College to hold feedback sessions for new diversity statement draft
In accordance with the work being done through the new strategic plan, the Campus Climate Action Group (CCAG) was tasked with drafting a new diversity statement for Ithaca College. Throughout November and December 2019, the CCAG benchmarked diversity statements from colleges and universities across the country and also researched theories and frameworks of diversity, equity and inclusion. It is now ready to present the community with a draft statement.
College community members have two options to provide their feedback.
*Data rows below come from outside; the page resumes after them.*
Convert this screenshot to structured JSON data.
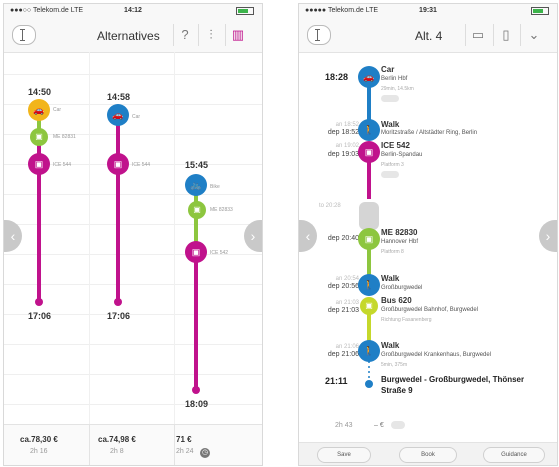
{
  "left": {
    "status": {
      "carrier": "●●●○○ Telekom.de LTE",
      "time": "14:12"
    },
    "title": "Alternatives",
    "icons": [
      "back-icon",
      "help-icon",
      "filter-icon",
      "color-legend-icon"
    ],
    "help_glyph": "?",
    "filter_glyph": "⫶",
    "legend_glyph": "▥",
    "arrow_left_glyph": "‹",
    "arrow_right_glyph": "›",
    "columns": [
      {
        "dep": "14:50",
        "arr": "17:06",
        "legs": [
          {
            "mode": "car",
            "label": "Car",
            "color": "#f2b51b"
          },
          {
            "mode": "regional-train",
            "label": "ME 82831",
            "color": "#8dc63f"
          },
          {
            "mode": "ice-train",
            "label": "ICE 544",
            "color": "#c0128c"
          }
        ]
      },
      {
        "dep": "14:58",
        "arr": "17:06",
        "legs": [
          {
            "mode": "car",
            "label": "Car",
            "color": "#1f7fc6"
          },
          {
            "mode": "ice-train",
            "label": "ICE 544",
            "color": "#c0128c"
          }
        ]
      },
      {
        "dep": "15:45",
        "arr": "18:09",
        "legs": [
          {
            "mode": "bike",
            "label": "Bike",
            "color": "#1f7fc6"
          },
          {
            "mode": "regional-train",
            "label": "ME 82833",
            "color": "#8dc63f"
          },
          {
            "mode": "ice-train",
            "label": "ICE 542",
            "color": "#c0128c"
          }
        ]
      }
    ],
    "footer": [
      {
        "price": "ca.78,30 €",
        "duration": "2h 16"
      },
      {
        "price": "ca.74,98 €",
        "duration": "2h 8"
      },
      {
        "price": "71 €",
        "duration": "2h 24"
      }
    ],
    "clock_glyph": "◷"
  },
  "right": {
    "status": {
      "carrier": "●●●●● Telekom.de LTE",
      "time": "19:31"
    },
    "title": "Alt. 4",
    "icons": [
      "back-icon",
      "chat-icon",
      "map-icon",
      "chevron-down-icon"
    ],
    "chat_glyph": "▭",
    "map_glyph": "▯",
    "chevron_glyph": "⌄",
    "arrow_left_glyph": "‹",
    "arrow_right_glyph": "›",
    "legs": [
      {
        "mode": "car",
        "title": "Car",
        "sub": "Berlin Hbf",
        "info": "29min, 14.5km",
        "time": "18:28",
        "color": "#1f7fc6"
      },
      {
        "mode": "walk",
        "title": "Walk",
        "sub": "Moritzstraße / Altstädter Ring, Berlin",
        "arr": "an 18:52",
        "dep": "dep 18:52",
        "color": "#1f7fc6"
      },
      {
        "mode": "ice-train",
        "title": "ICE 542",
        "sub": "Berlin-Spandau",
        "info": "Platform 3",
        "arr": "an 19:02",
        "dep": "dep 19:03",
        "color": "#c0128c"
      },
      {
        "mode": "regional-train",
        "title": "ME 82830",
        "sub": "Hannover Hbf",
        "info": "Platform 8",
        "arr": "an 20:28",
        "dep": "dep 20:40",
        "color": "#8dc63f"
      },
      {
        "mode": "walk",
        "title": "Walk",
        "sub": "Großburgwedel",
        "arr": "an 20:54",
        "dep": "dep 20:56",
        "color": "#1f7fc6"
      },
      {
        "mode": "bus",
        "title": "Bus 620",
        "sub": "Großburgwedel Bahnhof, Burgwedel",
        "info": "Richtung Fasanenberg",
        "arr": "an 21:03",
        "dep": "dep 21:03",
        "color": "#c5d82b"
      },
      {
        "mode": "walk",
        "title": "Walk",
        "sub": "Großburgwedel Krankenhaus, Burgwedel",
        "info": "5min, 375m",
        "arr": "an 21:06",
        "dep": "dep 21:06",
        "color": "#1f7fc6"
      }
    ],
    "gap_time": "to 20:28",
    "destination": {
      "time": "21:11",
      "name": "Burgwedel - Großburgwedel, Thönser Straße 9"
    },
    "summary": {
      "duration": "2h 43",
      "price": "– €"
    },
    "buttons": [
      "Save",
      "Book",
      "Guidance"
    ]
  },
  "colors": {
    "blue": "#1f7fc6",
    "magenta": "#c0128c",
    "green": "#8dc63f",
    "yellow": "#f2b51b",
    "lime": "#c5d82b"
  }
}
The first is through the online survey and the second is by attending one of four feedback sessions in which participants can meet committee members and be guided through the online survey process and ask questions. The feedback session dates are 12:10–1 p.m. Feb. 25 in Textor 101, 5–6 p.m. Feb. 25 in the Taughannock Falls Room, 12:10–1 p.m. Feb. 27 in Textor 101 and 5–6 p.m. Feb. 27 in Textor 101.
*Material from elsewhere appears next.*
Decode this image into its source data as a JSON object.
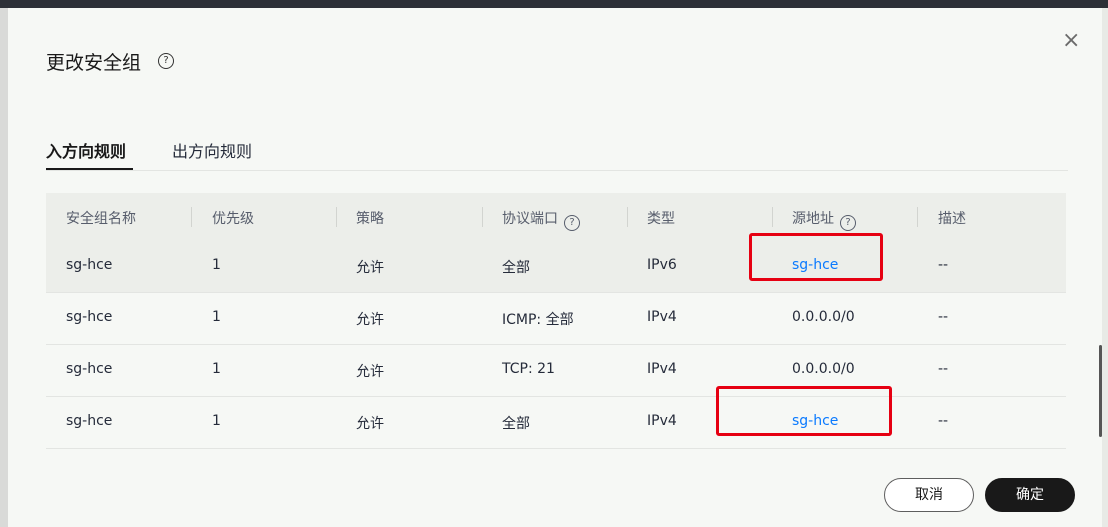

Continuing student scholarships available for next academic year
The following scholarships are available for continuing students for the 2020–21 academic year.
The Walter Bradhering ’79 and Daniel Kluchinski Scholarship is awarded to one sophomore, junior or senior in the Roy H. Park School of Communications in good academic standing with academic promise and financial need. Recipients must show service, leadership or commitment to the LGBTQ community. Preference will be given to a self-identified LGBTQ student. For those who think they qualify, submit their name, email address and a paragraph detailing service, leadership or achievement to the LGBTQ community by March 20 to Luca Maurer at firstname.lastname@example.org.
The Nathan L. Lewis Memorial Scholarship is for a student who has studied in a Jewish day school for a minimum of four years and a maximum of 12 years and who has demonstrated financial need. For those who think they qualify, submit their name, email address and the name of the Jewish day school where they studied by March 20 to Jessica Fernando at email@example.com.
The Erin Marie Masling Memorial Scholarship is awarded to a sophomore, junior or senior with a grade point average of 3.0 or greater. It was established to support and assist a student to live their life to the fullest, having overcome or managed a chronic illness or physical disability, as Masling did. Financial need is not a consideration. For those who think they qualify, submit their name and email by March 20 to Jessica Fernando at firstname.lastname@example.org.
IC to host Jewish social justice group to discuss anti-Semitism
A workshop session led by Avodah, a Jewish social justice organization, from 5 to 7 p.m. March 3 in the Muller Chapel will build a shared understanding of anti-Semitism in participants’ lives and within the broader context of the contemporary United States, particularly at this political moment.
This session will also help participants to think about how anti-Semitism connects to other forms of oppression and identify some patterns and internalized forms of anti-Semitism. At the close of the session, everyone will unpack what they will have learned together. A vegetarian dinner will be served.
College to hold annual national video game music conference
The North American Conference on Video Game Music (NACVGM) is an academic conference that brings together North American scholars to discuss music in video games. The seventh annual NACVGM will take place April 4–5 in Hockett Family Recital Hall in the James J. Whalen Center for Music. Registration for the conference is free for students, faculty and staff.
The conference’s keynote speaker will be Enongo Lumumba-Kasongo, aka SAMMUS, a rap artist and producer from Ithaca with a Ph.D. in science and technology studies from Cornell University. She is currently a postdoctoral fellow at Brown University in its music department. This year’s NACVGM will include a concert featuring arrangements of video game music as well as music inspired by video games, including a performance by SAMMUS. The concert is free and open to the public and will take place at 8:15 p.m. April 4 in Ford Hall.
IC professor publishes article on inclusiveness in archaeology
Jennifer Muller, associate professor and chair of the Department of Anthropology, published an article titled “Reflecting on a More Inclusive Bioarchaeology,” which provides the commentary for a thematic series in the January issue of Historical Archaeology.
Muller’s commentary focuses on one collective story that emerged from the articles in the special series — a story that disrupts cultural violence and moves toward inclusivity in historical bioarchaeology. She highlights that these contributions interrogate omissions, erasures and hegemonic narratives.
They include the works of scholars of color as central to the bioarchaeological canon and engage with living communities as knowledge producers integral to investigations of past peoples. Therefore, they explicate vital steps toward an inclusive critical bioarchaeology.